_What is required:_
Because the copy must hold no pictures, return the data below with all of its words intact.

_Extracted entries:_

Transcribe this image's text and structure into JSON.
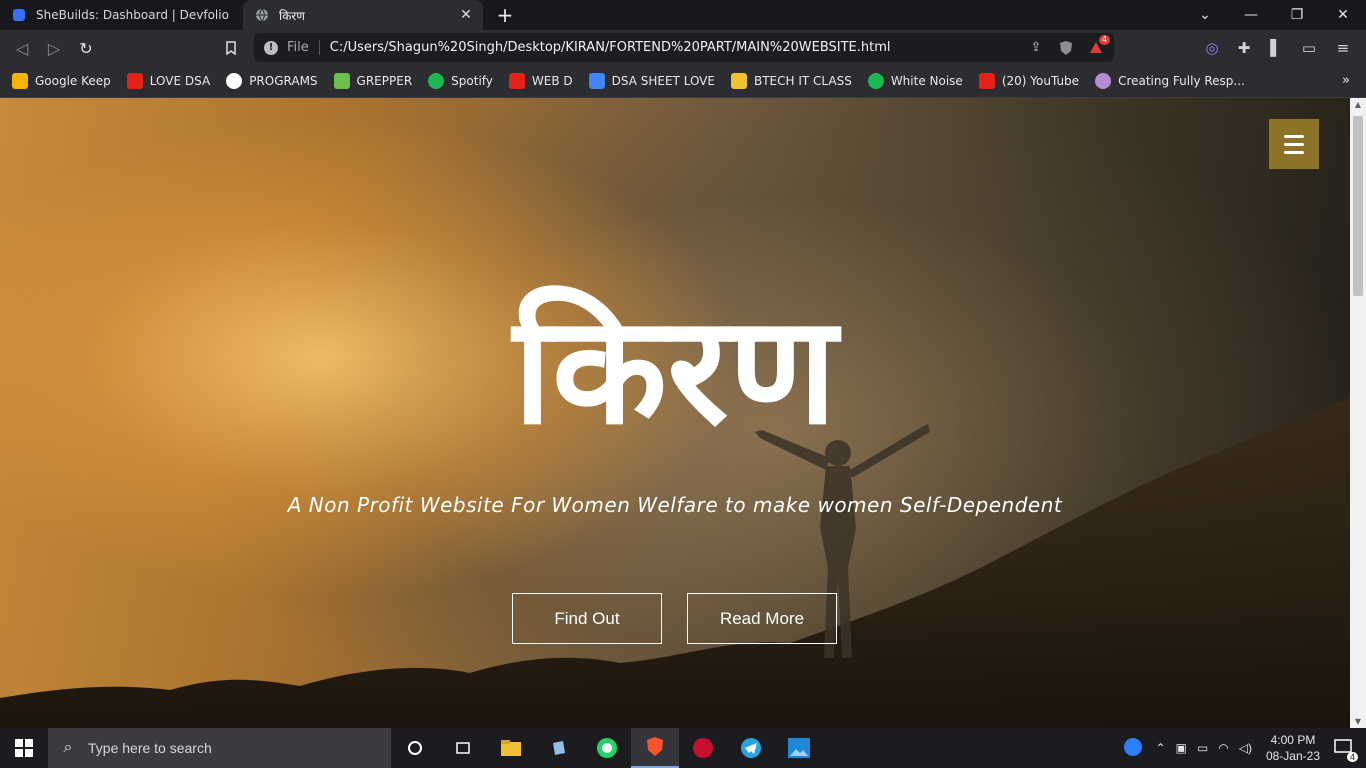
{
  "browser": {
    "tabs": [
      {
        "title": "SheBuilds: Dashboard | Devfolio",
        "active": false
      },
      {
        "title": "किरण",
        "active": true
      }
    ],
    "address": {
      "scheme": "File",
      "url": "C:/Users/Shagun%20Singh/Desktop/KIRAN/FORTEND%20PART/MAIN%20WEBSITE.html"
    },
    "notification_count": "4",
    "bookmarks": [
      {
        "label": "Google Keep",
        "color": "#f4b400"
      },
      {
        "label": "LOVE DSA",
        "color": "#e62117"
      },
      {
        "label": "PROGRAMS",
        "color": "#ffffff"
      },
      {
        "label": "GREPPER",
        "color": "#6cc04a"
      },
      {
        "label": "Spotify",
        "color": "#1db954"
      },
      {
        "label": "WEB D",
        "color": "#e62117"
      },
      {
        "label": "DSA SHEET LOVE",
        "color": "#4285f4"
      },
      {
        "label": "BTECH IT CLASS",
        "color": "#f2c230"
      },
      {
        "label": "White Noise",
        "color": "#1db954"
      },
      {
        "label": "(20) YouTube",
        "color": "#e62117"
      },
      {
        "label": "Creating Fully Resp...",
        "color": "#b48ad0"
      }
    ]
  },
  "page": {
    "title": "किरण",
    "subtitle": "A Non Profit Website For Women Welfare to make women Self-Dependent",
    "buttons": [
      "Find Out",
      "Read More"
    ],
    "accent_color": "#8c7327"
  },
  "taskbar": {
    "search_placeholder": "Type here to search",
    "time": "4:00 PM",
    "date": "08-Jan-23",
    "notification_count": "4"
  }
}
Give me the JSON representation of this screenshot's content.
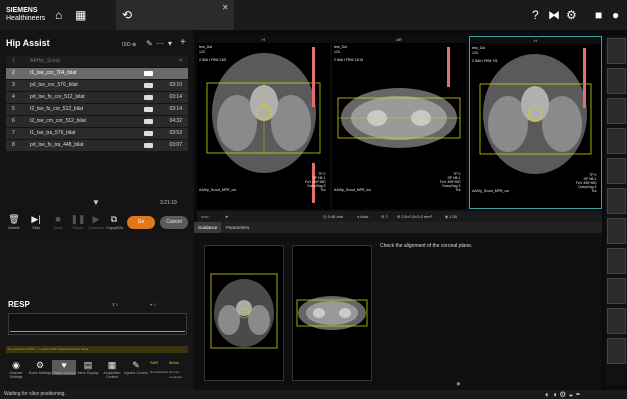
{
  "brand": {
    "name": "SIEMENS",
    "sub": "Healthineers"
  },
  "panel": {
    "title": "Hip Assist",
    "iso": "ISO"
  },
  "protocols": [
    {
      "num": "1",
      "name": "AAHip_Scout",
      "duration": ""
    },
    {
      "num": "2",
      "name": "t1_tse_cor_704_bilat",
      "duration": ""
    },
    {
      "num": "3",
      "name": "pd_tse_cor_576_bilat",
      "duration": "03:10"
    },
    {
      "num": "4",
      "name": "pd_tse_fs_cor_512_bilat",
      "duration": "03:14"
    },
    {
      "num": "5",
      "name": "t2_tse_fs_cor_512_bilat",
      "duration": "03:14"
    },
    {
      "num": "6",
      "name": "t2_tse_cm_cor_512_bilat",
      "duration": "04:32"
    },
    {
      "num": "7",
      "name": "t1_tse_tra_576_bilat",
      "duration": "03:53"
    },
    {
      "num": "8",
      "name": "pd_tse_fs_tra_448_bilat",
      "duration": "03:07"
    }
  ],
  "total_time": "3:21:10",
  "controls": [
    "Delete",
    "Skip",
    "Stop",
    "Pause",
    "Continue",
    "Copy&Go"
  ],
  "go_label": "Go",
  "cancel_label": "Cancel",
  "resp": {
    "label": "RESP",
    "rate1": "0",
    "rate2": "0"
  },
  "warning": "No signal from PMU — Leaving PMU Signal Detection Mode",
  "bottom_buttons": [
    "Scanner Settings",
    "Exam Settings",
    "Patient Display",
    "Inline Display",
    "Acquisition Context",
    "Injector Control"
  ],
  "sar": {
    "label": "SAR",
    "normal": "Normal Mode",
    "loudness": "50ms",
    "loud_sub": "Normal Loudness"
  },
  "status": "Waiting for slice positioning.",
  "viewports": [
    {
      "orient": "H",
      "name": "test_Dot",
      "id": "123",
      "meta": "2 IMA t FRM 13/5",
      "label": "AAHip_Scout_MPR_cor",
      "right": "TP 0\nSP H8.1\nFoV 450*450\nCompSag 3\nTra"
    },
    {
      "orient": "AR",
      "name": "test_Dot",
      "id": "123",
      "meta": "2 IMA t FRM 13/15",
      "label": "AAHip_Scout_MPR_tra",
      "right": "TP 0\nSP H8.1\nFoV 450*450\nCompSag 3\nTra"
    },
    {
      "orient": "H",
      "name": "test_Dot",
      "id": "123",
      "meta": "2 IMA t FRM 7/8",
      "label": "AAHip_Scout_MPR_cor",
      "right": "TP 0\nSP H8.1\nFoV 450*450\nCompSag 3\nTra"
    }
  ],
  "vp_toolbar": {
    "time": "3:46 min",
    "auto": "Auto",
    "count": "2",
    "voxel": "0.5×0.5×3.0 mm³",
    "ratio": "1.00"
  },
  "tabs": [
    "Guidance",
    "Parameters"
  ],
  "guidance_text": "Check the alignment of the coronal plane.",
  "colors": {
    "accent": "#e2781c",
    "active_row": "#6a6a6a",
    "highlight": "#3aa0a0",
    "plan": "#d4d400"
  }
}
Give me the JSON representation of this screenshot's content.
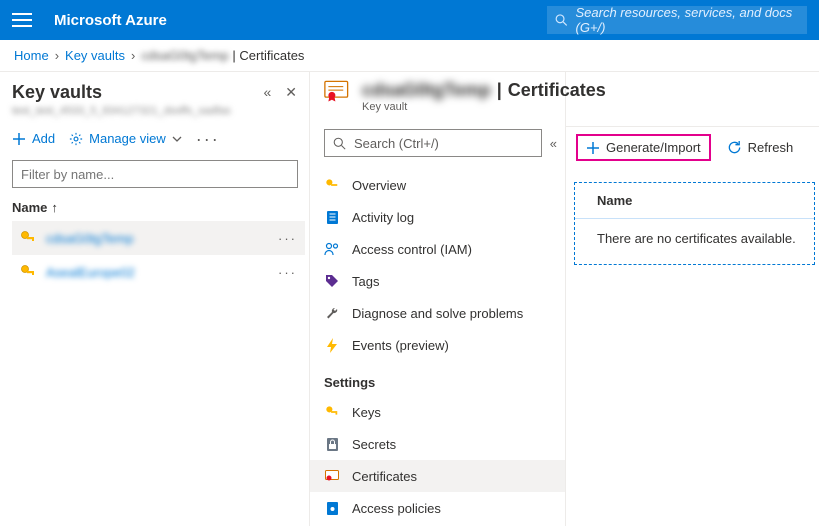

_Exercise result:_
Transcribe this image's text and structure into JSON.
{
  "browser": {
    "tabs": [
      {
        "title": "SheBuilds: Dashboard | Devfolio",
        "active": false
      },
      {
        "title": "किरण",
        "active": true
      }
    ],
    "address": {
      "scheme": "File",
      "url": "C:/Users/Shagun%20Singh/Desktop/KIRAN/FORTEND%20PART/MAIN%20WEBSITE.html"
    },
    "notification_count": "4",
    "bookmarks": [
      {
        "label": "Google Keep",
        "color": "#f4b400"
      },
      {
        "label": "LOVE DSA",
        "color": "#e62117"
      },
      {
        "label": "PROGRAMS",
        "color": "#ffffff"
      },
      {
        "label": "GREPPER",
        "color": "#6cc04a"
      },
      {
        "label": "Spotify",
        "color": "#1db954"
      },
      {
        "label": "WEB D",
        "color": "#e62117"
      },
      {
        "label": "DSA SHEET LOVE",
        "color": "#4285f4"
      },
      {
        "label": "BTECH IT CLASS",
        "color": "#f2c230"
      },
      {
        "label": "White Noise",
        "color": "#1db954"
      },
      {
        "label": "(20) YouTube",
        "color": "#e62117"
      },
      {
        "label": "Creating Fully Resp...",
        "color": "#b48ad0"
      }
    ]
  },
  "page": {
    "title": "किरण",
    "subtitle": "A Non Profit Website For Women Welfare to make women Self-Dependent",
    "buttons": [
      "Find Out",
      "Read More"
    ],
    "accent_color": "#8c7327"
  },
  "taskbar": {
    "search_placeholder": "Type here to search",
    "time": "4:00 PM",
    "date": "08-Jan-23",
    "notification_count": "4"
  }
}
Give me the JSON representation of this screenshot's content.
{
  "brand": {
    "name": "SIEMENS",
    "sub": "Healthineers"
  },
  "panel": {
    "title": "Hip Assist",
    "iso": "ISO"
  },
  "protocols": [
    {
      "num": "1",
      "name": "AAHip_Scout",
      "duration": ""
    },
    {
      "num": "2",
      "name": "t1_tse_cor_704_bilat",
      "duration": ""
    },
    {
      "num": "3",
      "name": "pd_tse_cor_576_bilat",
      "duration": "03:10"
    },
    {
      "num": "4",
      "name": "pd_tse_fs_cor_512_bilat",
      "duration": "03:14"
    },
    {
      "num": "5",
      "name": "t2_tse_fs_cor_512_bilat",
      "duration": "03:14"
    },
    {
      "num": "6",
      "name": "t2_tse_cm_cor_512_bilat",
      "duration": "04:32"
    },
    {
      "num": "7",
      "name": "t1_tse_tra_576_bilat",
      "duration": "03:53"
    },
    {
      "num": "8",
      "name": "pd_tse_fs_tra_448_bilat",
      "duration": "03:07"
    }
  ],
  "total_time": "3:21:10",
  "controls": [
    "Delete",
    "Skip",
    "Stop",
    "Pause",
    "Continue",
    "Copy&Go"
  ],
  "go_label": "Go",
  "cancel_label": "Cancel",
  "resp": {
    "label": "RESP",
    "rate1": "0",
    "rate2": "0"
  },
  "warning": "No signal from PMU — Leaving PMU Signal Detection Mode",
  "bottom_buttons": [
    "Scanner Settings",
    "Exam Settings",
    "Patient Display",
    "Inline Display",
    "Acquisition Context",
    "Injector Control"
  ],
  "sar": {
    "label": "SAR",
    "normal": "Normal Mode",
    "loudness": "50ms",
    "loud_sub": "Normal Loudness"
  },
  "status": "Waiting for slice positioning.",
  "viewports": [
    {
      "orient": "H",
      "name": "test_Dot",
      "id": "123",
      "meta": "2 IMA t FRM 13/5",
      "label": "AAHip_Scout_MPR_cor",
      "right": "TP 0\nSP H8.1\nFoV 450*450\nCompSag 3\nTra"
    },
    {
      "orient": "AR",
      "name": "test_Dot",
      "id": "123",
      "meta": "2 IMA t FRM 13/15",
      "label": "AAHip_Scout_MPR_tra",
      "right": "TP 0\nSP H8.1\nFoV 450*450\nCompSag 3\nTra"
    },
    {
      "orient": "H",
      "name": "test_Dot",
      "id": "123",
      "meta": "2 IMA t FRM 7/8",
      "label": "AAHip_Scout_MPR_cor",
      "right": "TP 0\nSP H8.1\nFoV 450*450\nCompSag 3\nTra"
    }
  ],
  "vp_toolbar": {
    "time": "3:46 min",
    "auto": "Auto",
    "count": "2",
    "voxel": "0.5×0.5×3.0 mm³",
    "ratio": "1.00"
  },
  "tabs": [
    "Guidance",
    "Parameters"
  ],
  "guidance_text": "Check the alignment of the coronal plane.",
  "colors": {
    "accent": "#e2781c",
    "active_row": "#6a6a6a",
    "highlight": "#3aa0a0",
    "plan": "#d4d400"
  }
}
Give me the JSON representation of this screenshot's content.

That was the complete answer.